Girl Fest Hawaii founder and Democratic congressional candidate Kathryn Xian told senators Wednesday that Horner had been accused of using the expression “shuckin’ and jivin’,” which she described as a “racial slur” against African Americans. Xian said she feared for vulnerable LGBT students if a man like Horner continues to run the school board.
Jo-Ann Adams, chairwoman of the Democratic Party of Hawaii‘s GLBT Caucus, said that a transgendered person — Kim Coco Iwamoto — served admirably on the school board when it was still an elected body, showing understanding for the needs and challenges of gay, lesbian, bisexual and transgendered students.
Voters elected to make board membership an appointed position in 2010, effective the following year when Abercrombie selected Horner.
Adams said many activists found the switch “distressing.” Horner, after all, had been a member of the Hawaii Business Roundtable that lobbied Gov. Linda Lingle to veto civil unions legislation.
But Horner also has a lot of supporters, and they included prominent figures like Kamehameha Schools CEO Dee Jay Mailer, businessman Mitch D’Olier and Central Pacific Bank head John Dean, to name just a few. All submitted written testimony in his favor.
Most importantly, Horner appeared to have the support of the Senate Education Committee — especially Tokuda — that nonetheless felt compelled to ask Horner directly about the accusations made against him. (A fifth member, Russell Ruderman, did not attend Wednesday’s hearing.)
Under questioning from Sam Slom, Horner denied that he failed to disclose all of his affiliations when he was first named to the board in 2011, and said he was not aware of any association between New Hope Church and Transformation Hawaii, a group that aims to instill God in government.
Horner also said that he did not recall ever using the words “shuckin’ and jivin’,” and that if he somehow did say those words, he apologized and promised never to use them again.
Security was present in case the Don Horner hearing got out of hand.
Nor had Horner imposed his religious views on his BOE work, he said, or denied other people’s right to speak freely at meetings or to the board.
He pointed out that the BOE had little control over the controversial Pono Choices sexual education curriculum used by some schools, and said he expects the abstinence-based program to be retained. (A review of the program by the DOE is expected soon.)
Horner also said the BOE had no control over the renting of school facilities to outside groups, including New Hope churches, something that has been the subject of lawsuits. The idea that he was some sort of “inside agent” doing New Hope’s bidding had no basis in fact, he said.

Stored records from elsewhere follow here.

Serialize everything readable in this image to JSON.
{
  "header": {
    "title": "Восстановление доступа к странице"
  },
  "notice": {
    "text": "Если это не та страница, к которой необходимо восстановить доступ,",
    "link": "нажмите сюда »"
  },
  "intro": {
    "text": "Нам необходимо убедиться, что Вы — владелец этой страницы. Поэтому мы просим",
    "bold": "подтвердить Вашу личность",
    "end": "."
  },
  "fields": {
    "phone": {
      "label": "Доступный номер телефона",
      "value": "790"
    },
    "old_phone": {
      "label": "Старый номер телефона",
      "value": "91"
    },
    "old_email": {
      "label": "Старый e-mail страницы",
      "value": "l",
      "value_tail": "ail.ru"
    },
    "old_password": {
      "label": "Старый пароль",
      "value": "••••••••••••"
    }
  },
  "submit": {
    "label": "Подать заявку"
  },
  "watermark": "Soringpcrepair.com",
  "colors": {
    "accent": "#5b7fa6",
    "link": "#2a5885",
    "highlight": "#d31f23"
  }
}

Slom asked Horner if he wanted to respond to the charge that he is a religious bigot. Horner declined, saying, “No, sir. I have chosen to be in the public square, and the public has a right to judge. But I ask that they judge with asking rather than just assuming.”
What Horner had accomplished on his three years on the board, he said, was to “crystallize” a strategic plan for schools that is currently being implemented.
“There were lots of chefs in the kitchen before,” said Horner. “We now have clarity and purpose and are moving forward.”
At one point, Slom reminded Horner that when he was appointed to his first term in 2011, there was no public outcry.
“Everyone thought you were walking on water,” Slom said, perhaps aware of the religious analogy.
“No deed goes unpunished,” Horner replied.
Contact Chad Blair via email at email@example.com or follow him on Twitter at @chadblairCB.